Stored items from a collection
====

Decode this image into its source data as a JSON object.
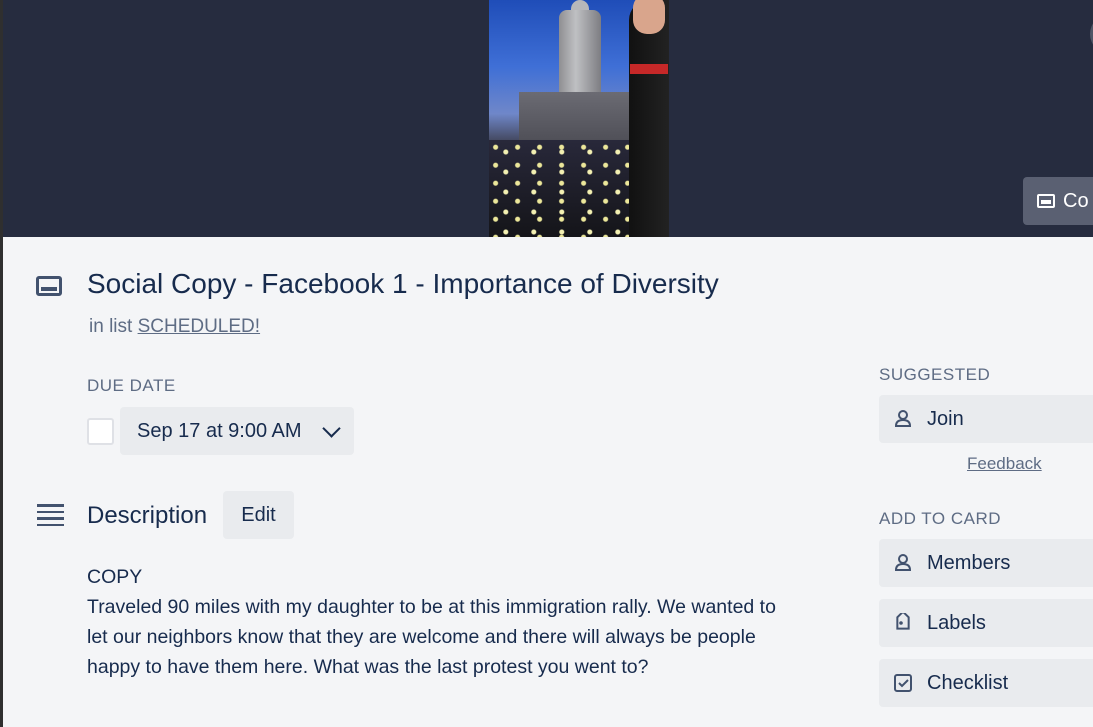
{
  "cover": {
    "button_label": "Co"
  },
  "card": {
    "title": "Social Copy - Facebook 1 - Importance of Diversity",
    "list_prefix": "in list",
    "list_name": "SCHEDULED!"
  },
  "due_date": {
    "label": "DUE DATE",
    "value": "Sep 17 at 9:00 AM"
  },
  "description": {
    "heading": "Description",
    "edit_label": "Edit",
    "lines": [
      "COPY",
      "Traveled 90 miles with my daughter to be at this immigration rally. We wanted to",
      "let our neighbors know that they are welcome and there will always be people",
      "happy to have them here. What was the last protest you went to?"
    ]
  },
  "sidebar": {
    "suggested_label": "SUGGESTED",
    "join_label": "Join",
    "feedback_label": "Feedback",
    "add_to_card_label": "ADD TO CARD",
    "items": [
      {
        "label": "Members",
        "icon": "person-icon"
      },
      {
        "label": "Labels",
        "icon": "tag-icon"
      },
      {
        "label": "Checklist",
        "icon": "checkbox-icon"
      }
    ]
  }
}
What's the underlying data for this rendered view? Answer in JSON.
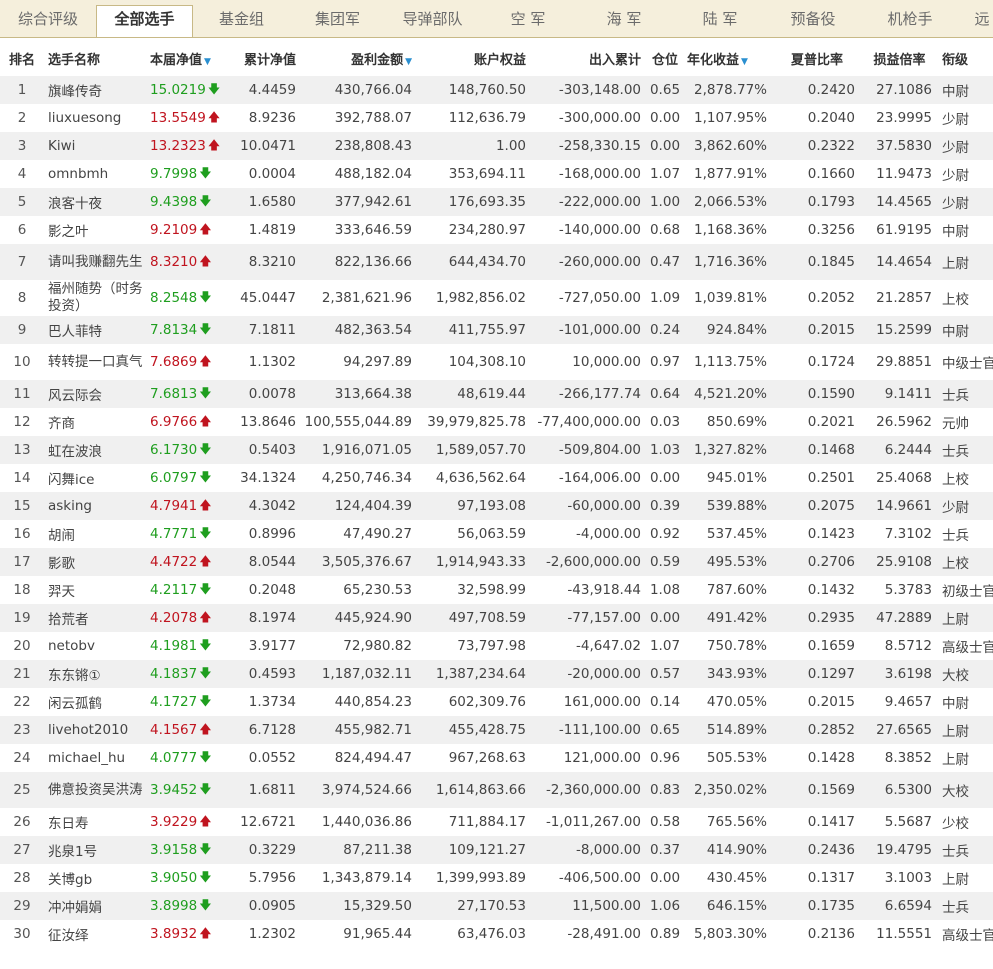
{
  "tabs": [
    {
      "label": "综合评级",
      "active": false
    },
    {
      "label": "全部选手",
      "active": true
    },
    {
      "label": "基金组",
      "active": false
    },
    {
      "label": "集团军",
      "active": false
    },
    {
      "label": "导弹部队",
      "active": false
    },
    {
      "label": "空  军",
      "active": false
    },
    {
      "label": "海  军",
      "active": false
    },
    {
      "label": "陆  军",
      "active": false
    },
    {
      "label": "预备役",
      "active": false
    },
    {
      "label": "机枪手",
      "active": false
    },
    {
      "label": "远",
      "active": false
    }
  ],
  "columns": {
    "rank": "排名",
    "name": "选手名称",
    "nav": "本届净值",
    "cum_nav": "累计净值",
    "profit": "盈利金额",
    "equity": "账户权益",
    "flow": "出入累计",
    "position": "仓位",
    "annual": "年化收益",
    "sharpe": "夏普比率",
    "pl_ratio": "损益倍率",
    "title": "衔级"
  },
  "sort_icon": "sort-desc-triangle",
  "colors": {
    "up": "#c0141f",
    "down": "#1f9e1f",
    "sort": "#2a8fd0"
  },
  "rows": [
    {
      "rank": "1",
      "name": "旗峰传奇",
      "nav": "15.0219",
      "dir": "down",
      "cum_nav": "4.4459",
      "profit": "430,766.04",
      "equity": "148,760.50",
      "flow": "-303,148.00",
      "position": "0.65",
      "annual": "2,878.77%",
      "sharpe": "0.2420",
      "pl_ratio": "27.1086",
      "title": "中尉"
    },
    {
      "rank": "2",
      "name": "liuxuesong",
      "nav": "13.5549",
      "dir": "up",
      "cum_nav": "8.9236",
      "profit": "392,788.07",
      "equity": "112,636.79",
      "flow": "-300,000.00",
      "position": "0.00",
      "annual": "1,107.95%",
      "sharpe": "0.2040",
      "pl_ratio": "23.9995",
      "title": "少尉"
    },
    {
      "rank": "3",
      "name": "Kiwi",
      "nav": "13.2323",
      "dir": "up",
      "cum_nav": "10.0471",
      "profit": "238,808.43",
      "equity": "1.00",
      "flow": "-258,330.15",
      "position": "0.00",
      "annual": "3,862.60%",
      "sharpe": "0.2322",
      "pl_ratio": "37.5830",
      "title": "少尉"
    },
    {
      "rank": "4",
      "name": "omnbmh",
      "nav": "9.7998",
      "dir": "down",
      "cum_nav": "0.0004",
      "profit": "488,182.04",
      "equity": "353,694.11",
      "flow": "-168,000.00",
      "position": "1.07",
      "annual": "1,877.91%",
      "sharpe": "0.1660",
      "pl_ratio": "11.9473",
      "title": "少尉"
    },
    {
      "rank": "5",
      "name": "浪客十夜",
      "nav": "9.4398",
      "dir": "down",
      "cum_nav": "1.6580",
      "profit": "377,942.61",
      "equity": "176,693.35",
      "flow": "-222,000.00",
      "position": "1.00",
      "annual": "2,066.53%",
      "sharpe": "0.1793",
      "pl_ratio": "14.4565",
      "title": "少尉"
    },
    {
      "rank": "6",
      "name": "影之叶",
      "nav": "9.2109",
      "dir": "up",
      "cum_nav": "1.4819",
      "profit": "333,646.59",
      "equity": "234,280.97",
      "flow": "-140,000.00",
      "position": "0.68",
      "annual": "1,168.36%",
      "sharpe": "0.3256",
      "pl_ratio": "61.9195",
      "title": "中尉"
    },
    {
      "rank": "7",
      "name": "请叫我赚翻先生",
      "nav": "8.3210",
      "dir": "up",
      "cum_nav": "8.3210",
      "profit": "822,136.66",
      "equity": "644,434.70",
      "flow": "-260,000.00",
      "position": "0.47",
      "annual": "1,716.36%",
      "sharpe": "0.1845",
      "pl_ratio": "14.4654",
      "title": "上尉",
      "wrap": true
    },
    {
      "rank": "8",
      "name": "福州随势（时务投资）",
      "nav": "8.2548",
      "dir": "down",
      "cum_nav": "45.0447",
      "profit": "2,381,621.96",
      "equity": "1,982,856.02",
      "flow": "-727,050.00",
      "position": "1.09",
      "annual": "1,039.81%",
      "sharpe": "0.2052",
      "pl_ratio": "21.2857",
      "title": "上校",
      "wrap": true
    },
    {
      "rank": "9",
      "name": "巴人菲特",
      "nav": "7.8134",
      "dir": "down",
      "cum_nav": "7.1811",
      "profit": "482,363.54",
      "equity": "411,755.97",
      "flow": "-101,000.00",
      "position": "0.24",
      "annual": "924.84%",
      "sharpe": "0.2015",
      "pl_ratio": "15.2599",
      "title": "中尉"
    },
    {
      "rank": "10",
      "name": "转转提一口真气",
      "nav": "7.6869",
      "dir": "up",
      "cum_nav": "1.1302",
      "profit": "94,297.89",
      "equity": "104,308.10",
      "flow": "10,000.00",
      "position": "0.97",
      "annual": "1,113.75%",
      "sharpe": "0.1724",
      "pl_ratio": "29.8851",
      "title": "中级士官",
      "wrap": true
    },
    {
      "rank": "11",
      "name": "风云际会",
      "nav": "7.6813",
      "dir": "down",
      "cum_nav": "0.0078",
      "profit": "313,664.38",
      "equity": "48,619.44",
      "flow": "-266,177.74",
      "position": "0.64",
      "annual": "4,521.20%",
      "sharpe": "0.1590",
      "pl_ratio": "9.1411",
      "title": "士兵"
    },
    {
      "rank": "12",
      "name": "齐商",
      "nav": "6.9766",
      "dir": "up",
      "cum_nav": "13.8646",
      "profit": "100,555,044.89",
      "equity": "39,979,825.78",
      "flow": "-77,400,000.00",
      "position": "0.03",
      "annual": "850.69%",
      "sharpe": "0.2021",
      "pl_ratio": "26.5962",
      "title": "元帅"
    },
    {
      "rank": "13",
      "name": "虹在波浪",
      "nav": "6.1730",
      "dir": "down",
      "cum_nav": "0.5403",
      "profit": "1,916,071.05",
      "equity": "1,589,057.70",
      "flow": "-509,804.00",
      "position": "1.03",
      "annual": "1,327.82%",
      "sharpe": "0.1468",
      "pl_ratio": "6.2444",
      "title": "士兵"
    },
    {
      "rank": "14",
      "name": "闪舞ice",
      "nav": "6.0797",
      "dir": "down",
      "cum_nav": "34.1324",
      "profit": "4,250,746.34",
      "equity": "4,636,562.64",
      "flow": "-164,006.00",
      "position": "0.00",
      "annual": "945.01%",
      "sharpe": "0.2501",
      "pl_ratio": "25.4068",
      "title": "上校"
    },
    {
      "rank": "15",
      "name": "asking",
      "nav": "4.7941",
      "dir": "up",
      "cum_nav": "4.3042",
      "profit": "124,404.39",
      "equity": "97,193.08",
      "flow": "-60,000.00",
      "position": "0.39",
      "annual": "539.88%",
      "sharpe": "0.2075",
      "pl_ratio": "14.9661",
      "title": "少尉"
    },
    {
      "rank": "16",
      "name": "胡闹",
      "nav": "4.7771",
      "dir": "down",
      "cum_nav": "0.8996",
      "profit": "47,490.27",
      "equity": "56,063.59",
      "flow": "-4,000.00",
      "position": "0.92",
      "annual": "537.45%",
      "sharpe": "0.1423",
      "pl_ratio": "7.3102",
      "title": "士兵"
    },
    {
      "rank": "17",
      "name": "影歌",
      "nav": "4.4722",
      "dir": "up",
      "cum_nav": "8.0544",
      "profit": "3,505,376.67",
      "equity": "1,914,943.33",
      "flow": "-2,600,000.00",
      "position": "0.59",
      "annual": "495.53%",
      "sharpe": "0.2706",
      "pl_ratio": "25.9108",
      "title": "上校"
    },
    {
      "rank": "18",
      "name": "羿天",
      "nav": "4.2117",
      "dir": "down",
      "cum_nav": "0.2048",
      "profit": "65,230.53",
      "equity": "32,598.99",
      "flow": "-43,918.44",
      "position": "1.08",
      "annual": "787.60%",
      "sharpe": "0.1432",
      "pl_ratio": "5.3783",
      "title": "初级士官"
    },
    {
      "rank": "19",
      "name": "拾荒者",
      "nav": "4.2078",
      "dir": "up",
      "cum_nav": "8.1974",
      "profit": "445,924.90",
      "equity": "497,708.59",
      "flow": "-77,157.00",
      "position": "0.00",
      "annual": "491.42%",
      "sharpe": "0.2935",
      "pl_ratio": "47.2889",
      "title": "上尉"
    },
    {
      "rank": "20",
      "name": "netobv",
      "nav": "4.1981",
      "dir": "down",
      "cum_nav": "3.9177",
      "profit": "72,980.82",
      "equity": "73,797.98",
      "flow": "-4,647.02",
      "position": "1.07",
      "annual": "750.78%",
      "sharpe": "0.1659",
      "pl_ratio": "8.5712",
      "title": "高级士官"
    },
    {
      "rank": "21",
      "name": "东东锵①",
      "nav": "4.1837",
      "dir": "down",
      "cum_nav": "0.4593",
      "profit": "1,187,032.11",
      "equity": "1,387,234.64",
      "flow": "-20,000.00",
      "position": "0.57",
      "annual": "343.93%",
      "sharpe": "0.1297",
      "pl_ratio": "3.6198",
      "title": "大校"
    },
    {
      "rank": "22",
      "name": "闲云孤鹤",
      "nav": "4.1727",
      "dir": "down",
      "cum_nav": "1.3734",
      "profit": "440,854.23",
      "equity": "602,309.76",
      "flow": "161,000.00",
      "position": "0.14",
      "annual": "470.05%",
      "sharpe": "0.2015",
      "pl_ratio": "9.4657",
      "title": "中尉"
    },
    {
      "rank": "23",
      "name": "livehot2010",
      "nav": "4.1567",
      "dir": "up",
      "cum_nav": "6.7128",
      "profit": "455,982.71",
      "equity": "455,428.75",
      "flow": "-111,100.00",
      "position": "0.65",
      "annual": "514.89%",
      "sharpe": "0.2852",
      "pl_ratio": "27.6565",
      "title": "上尉"
    },
    {
      "rank": "24",
      "name": "michael_hu",
      "nav": "4.0777",
      "dir": "down",
      "cum_nav": "0.0552",
      "profit": "824,494.47",
      "equity": "967,268.63",
      "flow": "121,000.00",
      "position": "0.96",
      "annual": "505.53%",
      "sharpe": "0.1428",
      "pl_ratio": "8.3852",
      "title": "上尉"
    },
    {
      "rank": "25",
      "name": "佛意投资吴洪涛",
      "nav": "3.9452",
      "dir": "down",
      "cum_nav": "1.6811",
      "profit": "3,974,524.66",
      "equity": "1,614,863.66",
      "flow": "-2,360,000.00",
      "position": "0.83",
      "annual": "2,350.02%",
      "sharpe": "0.1569",
      "pl_ratio": "6.5300",
      "title": "大校",
      "wrap": true
    },
    {
      "rank": "26",
      "name": "东日寿",
      "nav": "3.9229",
      "dir": "up",
      "cum_nav": "12.6721",
      "profit": "1,440,036.86",
      "equity": "711,884.17",
      "flow": "-1,011,267.00",
      "position": "0.58",
      "annual": "765.56%",
      "sharpe": "0.1417",
      "pl_ratio": "5.5687",
      "title": "少校"
    },
    {
      "rank": "27",
      "name": "兆泉1号",
      "nav": "3.9158",
      "dir": "down",
      "cum_nav": "0.3229",
      "profit": "87,211.38",
      "equity": "109,121.27",
      "flow": "-8,000.00",
      "position": "0.37",
      "annual": "414.90%",
      "sharpe": "0.2436",
      "pl_ratio": "19.4795",
      "title": "士兵"
    },
    {
      "rank": "28",
      "name": "关博gb",
      "nav": "3.9050",
      "dir": "down",
      "cum_nav": "5.7956",
      "profit": "1,343,879.14",
      "equity": "1,399,993.89",
      "flow": "-406,500.00",
      "position": "0.00",
      "annual": "430.45%",
      "sharpe": "0.1317",
      "pl_ratio": "3.1003",
      "title": "上尉"
    },
    {
      "rank": "29",
      "name": "冲冲娟娟",
      "nav": "3.8998",
      "dir": "down",
      "cum_nav": "0.0905",
      "profit": "15,329.50",
      "equity": "27,170.53",
      "flow": "11,500.00",
      "position": "1.06",
      "annual": "646.15%",
      "sharpe": "0.1735",
      "pl_ratio": "6.6594",
      "title": "士兵"
    },
    {
      "rank": "30",
      "name": "征汝绎",
      "nav": "3.8932",
      "dir": "up",
      "cum_nav": "1.2302",
      "profit": "91,965.44",
      "equity": "63,476.03",
      "flow": "-28,491.00",
      "position": "0.89",
      "annual": "5,803.30%",
      "sharpe": "0.2136",
      "pl_ratio": "11.5551",
      "title": "高级士官"
    }
  ]
}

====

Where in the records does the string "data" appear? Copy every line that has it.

### Response below
Decode this image into its source data as a JSON object.
What's the underlying data for this rendered view? Answer in JSON.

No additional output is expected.